## [What the exercise asks]
When a line in the entries below contains the word "subtitle", copy that line.

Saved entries
•••

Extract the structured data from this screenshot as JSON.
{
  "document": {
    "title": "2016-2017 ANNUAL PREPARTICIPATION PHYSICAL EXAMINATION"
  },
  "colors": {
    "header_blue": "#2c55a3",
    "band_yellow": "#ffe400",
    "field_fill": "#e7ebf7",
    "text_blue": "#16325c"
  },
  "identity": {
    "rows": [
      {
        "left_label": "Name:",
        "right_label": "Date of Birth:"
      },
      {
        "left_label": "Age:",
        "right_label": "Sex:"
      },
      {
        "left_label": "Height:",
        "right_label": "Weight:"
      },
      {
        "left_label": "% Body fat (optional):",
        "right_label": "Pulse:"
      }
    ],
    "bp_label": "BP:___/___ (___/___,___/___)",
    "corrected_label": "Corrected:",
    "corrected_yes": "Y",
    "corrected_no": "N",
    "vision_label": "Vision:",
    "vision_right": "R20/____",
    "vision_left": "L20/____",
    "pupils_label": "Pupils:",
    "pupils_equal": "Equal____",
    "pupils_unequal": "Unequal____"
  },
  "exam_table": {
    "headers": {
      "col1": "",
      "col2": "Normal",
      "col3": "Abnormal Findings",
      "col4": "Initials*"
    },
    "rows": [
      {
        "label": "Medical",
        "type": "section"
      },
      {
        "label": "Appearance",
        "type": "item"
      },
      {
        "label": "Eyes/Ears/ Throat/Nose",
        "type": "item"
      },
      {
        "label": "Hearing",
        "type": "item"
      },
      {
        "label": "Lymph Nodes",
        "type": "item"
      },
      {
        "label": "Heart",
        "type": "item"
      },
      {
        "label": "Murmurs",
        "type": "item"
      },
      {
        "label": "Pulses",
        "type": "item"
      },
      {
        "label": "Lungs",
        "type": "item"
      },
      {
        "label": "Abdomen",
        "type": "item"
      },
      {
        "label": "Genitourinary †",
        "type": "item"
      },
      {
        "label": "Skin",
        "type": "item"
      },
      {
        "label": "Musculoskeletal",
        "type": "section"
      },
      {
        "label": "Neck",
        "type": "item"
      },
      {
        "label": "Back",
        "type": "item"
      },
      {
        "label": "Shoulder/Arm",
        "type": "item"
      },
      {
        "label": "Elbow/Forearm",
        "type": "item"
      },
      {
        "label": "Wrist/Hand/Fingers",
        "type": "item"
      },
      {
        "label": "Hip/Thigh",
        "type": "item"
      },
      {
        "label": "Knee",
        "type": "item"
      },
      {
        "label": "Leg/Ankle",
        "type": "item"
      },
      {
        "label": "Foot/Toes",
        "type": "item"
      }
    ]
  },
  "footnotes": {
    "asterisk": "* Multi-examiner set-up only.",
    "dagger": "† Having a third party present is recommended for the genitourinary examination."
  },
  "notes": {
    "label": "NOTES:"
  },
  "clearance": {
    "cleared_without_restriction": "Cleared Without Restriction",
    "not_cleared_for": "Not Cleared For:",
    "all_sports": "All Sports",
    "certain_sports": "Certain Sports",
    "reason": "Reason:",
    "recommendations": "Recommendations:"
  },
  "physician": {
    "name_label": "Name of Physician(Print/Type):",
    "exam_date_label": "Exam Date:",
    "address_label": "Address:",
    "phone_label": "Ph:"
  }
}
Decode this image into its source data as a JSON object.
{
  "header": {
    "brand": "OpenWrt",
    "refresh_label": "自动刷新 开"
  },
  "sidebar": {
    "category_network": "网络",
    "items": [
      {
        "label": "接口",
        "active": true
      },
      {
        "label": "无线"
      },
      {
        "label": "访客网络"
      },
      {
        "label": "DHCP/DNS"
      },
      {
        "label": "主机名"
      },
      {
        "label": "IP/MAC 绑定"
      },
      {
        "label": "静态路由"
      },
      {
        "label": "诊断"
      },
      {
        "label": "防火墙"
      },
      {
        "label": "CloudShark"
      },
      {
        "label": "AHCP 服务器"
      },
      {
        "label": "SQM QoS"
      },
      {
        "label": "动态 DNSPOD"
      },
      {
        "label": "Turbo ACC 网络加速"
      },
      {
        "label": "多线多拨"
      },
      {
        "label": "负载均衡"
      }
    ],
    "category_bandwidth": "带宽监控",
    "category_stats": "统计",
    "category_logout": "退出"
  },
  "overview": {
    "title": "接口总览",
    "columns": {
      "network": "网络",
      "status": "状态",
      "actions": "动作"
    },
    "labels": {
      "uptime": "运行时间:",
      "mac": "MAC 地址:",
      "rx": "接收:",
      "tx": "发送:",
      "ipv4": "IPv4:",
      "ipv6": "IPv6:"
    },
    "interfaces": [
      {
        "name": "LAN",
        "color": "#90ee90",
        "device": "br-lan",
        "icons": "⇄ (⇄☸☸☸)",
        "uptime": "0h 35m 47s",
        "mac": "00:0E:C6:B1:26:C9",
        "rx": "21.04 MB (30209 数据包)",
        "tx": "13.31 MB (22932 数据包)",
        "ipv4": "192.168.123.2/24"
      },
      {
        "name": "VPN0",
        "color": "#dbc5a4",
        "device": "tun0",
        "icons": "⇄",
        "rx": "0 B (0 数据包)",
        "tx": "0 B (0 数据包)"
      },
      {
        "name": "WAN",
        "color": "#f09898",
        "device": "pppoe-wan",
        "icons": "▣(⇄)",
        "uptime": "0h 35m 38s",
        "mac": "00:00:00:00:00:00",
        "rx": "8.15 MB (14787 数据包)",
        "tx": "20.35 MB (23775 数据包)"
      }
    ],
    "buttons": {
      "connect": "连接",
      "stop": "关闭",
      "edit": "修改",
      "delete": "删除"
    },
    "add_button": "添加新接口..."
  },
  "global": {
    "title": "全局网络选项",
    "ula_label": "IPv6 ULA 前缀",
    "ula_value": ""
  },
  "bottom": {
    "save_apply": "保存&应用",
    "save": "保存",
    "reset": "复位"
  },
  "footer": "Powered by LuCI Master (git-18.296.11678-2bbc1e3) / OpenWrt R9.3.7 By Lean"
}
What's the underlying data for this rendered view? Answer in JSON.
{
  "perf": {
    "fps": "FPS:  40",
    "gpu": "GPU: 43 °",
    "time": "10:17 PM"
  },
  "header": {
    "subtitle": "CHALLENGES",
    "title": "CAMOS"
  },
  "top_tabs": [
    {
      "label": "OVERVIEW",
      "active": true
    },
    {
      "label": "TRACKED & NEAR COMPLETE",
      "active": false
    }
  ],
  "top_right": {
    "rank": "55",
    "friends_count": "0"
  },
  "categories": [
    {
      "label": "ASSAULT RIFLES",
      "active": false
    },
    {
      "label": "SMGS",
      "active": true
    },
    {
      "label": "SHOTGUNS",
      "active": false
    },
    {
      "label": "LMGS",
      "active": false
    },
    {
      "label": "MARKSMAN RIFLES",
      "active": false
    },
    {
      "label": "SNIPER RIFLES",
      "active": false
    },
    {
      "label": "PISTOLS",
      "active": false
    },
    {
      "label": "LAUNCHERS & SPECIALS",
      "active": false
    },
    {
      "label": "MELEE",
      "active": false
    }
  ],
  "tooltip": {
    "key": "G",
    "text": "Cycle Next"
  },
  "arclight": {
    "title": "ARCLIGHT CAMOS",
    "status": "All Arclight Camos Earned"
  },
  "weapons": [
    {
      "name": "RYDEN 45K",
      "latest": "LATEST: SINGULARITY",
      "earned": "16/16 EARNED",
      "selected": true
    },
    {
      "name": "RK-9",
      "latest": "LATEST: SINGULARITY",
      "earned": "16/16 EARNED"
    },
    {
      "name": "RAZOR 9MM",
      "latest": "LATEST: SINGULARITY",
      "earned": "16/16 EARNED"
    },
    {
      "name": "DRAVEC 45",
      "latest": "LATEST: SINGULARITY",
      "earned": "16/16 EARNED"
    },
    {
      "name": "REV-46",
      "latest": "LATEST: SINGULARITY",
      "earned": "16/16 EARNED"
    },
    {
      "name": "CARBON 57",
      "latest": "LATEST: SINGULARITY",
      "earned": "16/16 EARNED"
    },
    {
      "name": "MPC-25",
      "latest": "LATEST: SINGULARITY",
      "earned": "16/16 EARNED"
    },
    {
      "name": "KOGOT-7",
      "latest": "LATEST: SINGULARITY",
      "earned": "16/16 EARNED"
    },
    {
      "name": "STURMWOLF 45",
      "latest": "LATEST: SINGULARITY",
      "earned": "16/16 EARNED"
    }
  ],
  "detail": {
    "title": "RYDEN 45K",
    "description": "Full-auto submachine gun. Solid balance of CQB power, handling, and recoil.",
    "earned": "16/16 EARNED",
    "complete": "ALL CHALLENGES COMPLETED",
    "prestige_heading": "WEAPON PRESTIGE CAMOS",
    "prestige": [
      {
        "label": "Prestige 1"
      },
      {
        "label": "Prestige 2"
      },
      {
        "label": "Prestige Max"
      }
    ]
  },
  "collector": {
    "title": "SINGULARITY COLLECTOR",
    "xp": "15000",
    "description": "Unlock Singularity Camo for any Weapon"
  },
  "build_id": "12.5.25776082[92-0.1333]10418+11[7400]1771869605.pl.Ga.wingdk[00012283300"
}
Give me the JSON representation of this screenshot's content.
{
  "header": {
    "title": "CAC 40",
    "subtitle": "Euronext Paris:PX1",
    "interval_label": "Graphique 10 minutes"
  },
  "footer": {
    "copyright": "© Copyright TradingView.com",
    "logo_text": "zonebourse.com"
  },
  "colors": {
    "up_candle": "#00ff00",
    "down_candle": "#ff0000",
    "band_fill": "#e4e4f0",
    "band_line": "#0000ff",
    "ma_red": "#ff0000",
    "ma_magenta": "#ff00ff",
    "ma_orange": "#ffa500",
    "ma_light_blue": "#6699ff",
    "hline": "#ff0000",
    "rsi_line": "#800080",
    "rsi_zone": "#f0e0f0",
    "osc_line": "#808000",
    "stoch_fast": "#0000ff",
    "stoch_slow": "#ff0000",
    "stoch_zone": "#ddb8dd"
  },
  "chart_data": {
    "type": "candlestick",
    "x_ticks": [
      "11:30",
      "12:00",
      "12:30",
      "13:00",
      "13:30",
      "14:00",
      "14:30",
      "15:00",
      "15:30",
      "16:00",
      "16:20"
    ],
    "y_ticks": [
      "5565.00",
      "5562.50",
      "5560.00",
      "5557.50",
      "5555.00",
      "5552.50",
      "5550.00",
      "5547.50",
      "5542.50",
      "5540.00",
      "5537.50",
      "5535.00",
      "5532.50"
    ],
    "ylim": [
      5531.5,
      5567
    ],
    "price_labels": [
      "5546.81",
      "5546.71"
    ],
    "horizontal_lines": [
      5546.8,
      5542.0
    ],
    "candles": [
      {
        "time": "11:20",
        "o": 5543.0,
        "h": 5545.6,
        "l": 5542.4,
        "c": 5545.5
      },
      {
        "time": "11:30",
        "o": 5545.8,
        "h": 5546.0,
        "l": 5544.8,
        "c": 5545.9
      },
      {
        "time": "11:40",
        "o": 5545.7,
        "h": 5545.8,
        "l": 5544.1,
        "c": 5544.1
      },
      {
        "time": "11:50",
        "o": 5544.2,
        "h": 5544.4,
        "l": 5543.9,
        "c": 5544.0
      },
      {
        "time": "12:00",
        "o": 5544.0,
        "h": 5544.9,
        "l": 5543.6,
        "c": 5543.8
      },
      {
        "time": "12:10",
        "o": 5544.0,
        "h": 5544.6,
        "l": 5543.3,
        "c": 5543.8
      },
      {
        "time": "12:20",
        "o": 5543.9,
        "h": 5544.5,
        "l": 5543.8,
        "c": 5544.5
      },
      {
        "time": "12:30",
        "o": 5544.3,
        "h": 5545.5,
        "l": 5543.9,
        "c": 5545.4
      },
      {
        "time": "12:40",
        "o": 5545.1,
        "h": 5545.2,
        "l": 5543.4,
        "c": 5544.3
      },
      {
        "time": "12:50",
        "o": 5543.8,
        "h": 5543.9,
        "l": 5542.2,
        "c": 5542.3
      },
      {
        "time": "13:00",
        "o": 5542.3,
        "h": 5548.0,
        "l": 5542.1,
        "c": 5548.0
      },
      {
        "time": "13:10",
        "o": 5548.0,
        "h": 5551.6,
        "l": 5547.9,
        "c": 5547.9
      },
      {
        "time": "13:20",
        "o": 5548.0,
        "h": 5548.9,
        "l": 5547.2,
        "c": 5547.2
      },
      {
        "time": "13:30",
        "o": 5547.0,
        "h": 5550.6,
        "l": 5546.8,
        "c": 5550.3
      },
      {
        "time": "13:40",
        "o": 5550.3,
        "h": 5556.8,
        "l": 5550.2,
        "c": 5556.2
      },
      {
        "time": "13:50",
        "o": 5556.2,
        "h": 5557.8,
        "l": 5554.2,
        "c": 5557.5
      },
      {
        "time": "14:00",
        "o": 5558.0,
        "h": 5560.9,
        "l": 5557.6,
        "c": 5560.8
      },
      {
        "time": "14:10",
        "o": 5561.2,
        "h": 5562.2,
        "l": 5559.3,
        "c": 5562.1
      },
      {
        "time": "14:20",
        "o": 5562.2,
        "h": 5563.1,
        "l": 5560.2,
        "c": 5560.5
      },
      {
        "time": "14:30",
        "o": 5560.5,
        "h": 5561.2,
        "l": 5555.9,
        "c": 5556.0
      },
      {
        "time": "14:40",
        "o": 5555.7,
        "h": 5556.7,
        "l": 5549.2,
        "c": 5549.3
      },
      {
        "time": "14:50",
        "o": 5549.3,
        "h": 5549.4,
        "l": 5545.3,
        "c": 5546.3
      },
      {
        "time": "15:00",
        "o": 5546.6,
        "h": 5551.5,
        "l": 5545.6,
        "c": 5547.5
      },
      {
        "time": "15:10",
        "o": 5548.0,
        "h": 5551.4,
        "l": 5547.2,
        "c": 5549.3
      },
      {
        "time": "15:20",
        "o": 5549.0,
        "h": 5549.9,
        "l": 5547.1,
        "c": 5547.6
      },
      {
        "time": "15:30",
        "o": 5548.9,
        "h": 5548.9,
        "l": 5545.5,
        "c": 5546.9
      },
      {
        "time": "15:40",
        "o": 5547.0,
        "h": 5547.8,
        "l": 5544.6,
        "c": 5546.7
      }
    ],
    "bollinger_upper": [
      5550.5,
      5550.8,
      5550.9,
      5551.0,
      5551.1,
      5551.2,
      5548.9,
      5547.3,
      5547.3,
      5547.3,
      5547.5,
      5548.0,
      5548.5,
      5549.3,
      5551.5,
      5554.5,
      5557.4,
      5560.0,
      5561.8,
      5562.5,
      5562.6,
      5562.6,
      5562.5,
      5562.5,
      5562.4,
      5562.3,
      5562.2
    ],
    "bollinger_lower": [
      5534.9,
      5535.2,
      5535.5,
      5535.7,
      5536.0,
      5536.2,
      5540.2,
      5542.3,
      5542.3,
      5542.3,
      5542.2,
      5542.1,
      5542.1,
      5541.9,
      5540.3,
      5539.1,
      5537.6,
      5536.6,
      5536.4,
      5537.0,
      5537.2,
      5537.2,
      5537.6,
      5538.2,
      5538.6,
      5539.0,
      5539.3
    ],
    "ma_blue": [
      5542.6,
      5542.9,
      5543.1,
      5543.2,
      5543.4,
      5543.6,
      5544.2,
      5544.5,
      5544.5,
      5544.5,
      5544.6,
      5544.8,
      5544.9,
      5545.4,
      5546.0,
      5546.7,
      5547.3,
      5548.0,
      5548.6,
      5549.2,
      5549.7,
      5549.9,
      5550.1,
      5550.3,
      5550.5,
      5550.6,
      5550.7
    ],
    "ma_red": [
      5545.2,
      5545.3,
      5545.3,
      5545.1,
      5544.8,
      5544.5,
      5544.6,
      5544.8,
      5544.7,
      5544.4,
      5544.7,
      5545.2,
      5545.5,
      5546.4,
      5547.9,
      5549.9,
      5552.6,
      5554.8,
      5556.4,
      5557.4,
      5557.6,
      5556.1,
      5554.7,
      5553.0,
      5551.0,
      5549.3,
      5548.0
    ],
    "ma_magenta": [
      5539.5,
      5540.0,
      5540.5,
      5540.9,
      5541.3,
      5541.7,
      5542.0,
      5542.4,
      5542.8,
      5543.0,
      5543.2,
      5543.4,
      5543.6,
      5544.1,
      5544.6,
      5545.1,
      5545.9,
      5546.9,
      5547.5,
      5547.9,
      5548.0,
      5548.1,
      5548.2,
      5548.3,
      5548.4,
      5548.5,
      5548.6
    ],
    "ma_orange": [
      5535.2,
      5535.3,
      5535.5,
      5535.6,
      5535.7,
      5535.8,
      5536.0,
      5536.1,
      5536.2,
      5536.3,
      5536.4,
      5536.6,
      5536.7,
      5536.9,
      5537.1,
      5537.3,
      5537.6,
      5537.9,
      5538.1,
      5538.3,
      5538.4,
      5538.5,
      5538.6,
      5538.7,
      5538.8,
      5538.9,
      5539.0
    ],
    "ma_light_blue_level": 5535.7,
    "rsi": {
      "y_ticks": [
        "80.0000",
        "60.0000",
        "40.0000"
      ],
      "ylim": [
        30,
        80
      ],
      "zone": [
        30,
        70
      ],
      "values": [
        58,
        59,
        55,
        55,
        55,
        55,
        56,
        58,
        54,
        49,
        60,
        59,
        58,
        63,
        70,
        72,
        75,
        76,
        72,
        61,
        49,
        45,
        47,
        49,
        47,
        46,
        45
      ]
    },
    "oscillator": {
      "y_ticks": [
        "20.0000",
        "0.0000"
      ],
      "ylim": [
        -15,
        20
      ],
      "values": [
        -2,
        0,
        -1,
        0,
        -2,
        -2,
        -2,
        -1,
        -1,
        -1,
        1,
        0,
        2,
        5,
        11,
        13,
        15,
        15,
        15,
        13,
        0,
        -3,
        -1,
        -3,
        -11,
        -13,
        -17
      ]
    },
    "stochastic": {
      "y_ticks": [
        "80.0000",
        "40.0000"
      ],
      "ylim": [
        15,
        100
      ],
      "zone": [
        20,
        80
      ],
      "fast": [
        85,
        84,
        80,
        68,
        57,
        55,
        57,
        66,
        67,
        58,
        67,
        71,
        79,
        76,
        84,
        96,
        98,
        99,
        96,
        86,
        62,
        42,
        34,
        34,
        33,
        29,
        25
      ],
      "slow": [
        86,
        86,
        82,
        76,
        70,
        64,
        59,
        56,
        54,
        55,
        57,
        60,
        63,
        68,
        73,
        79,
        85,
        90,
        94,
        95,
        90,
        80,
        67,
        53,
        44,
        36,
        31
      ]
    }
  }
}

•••

## [Solution for this problem]
    "subtitle": "CHALLENGES",
    "subtitle": "Euronext Paris:PX1",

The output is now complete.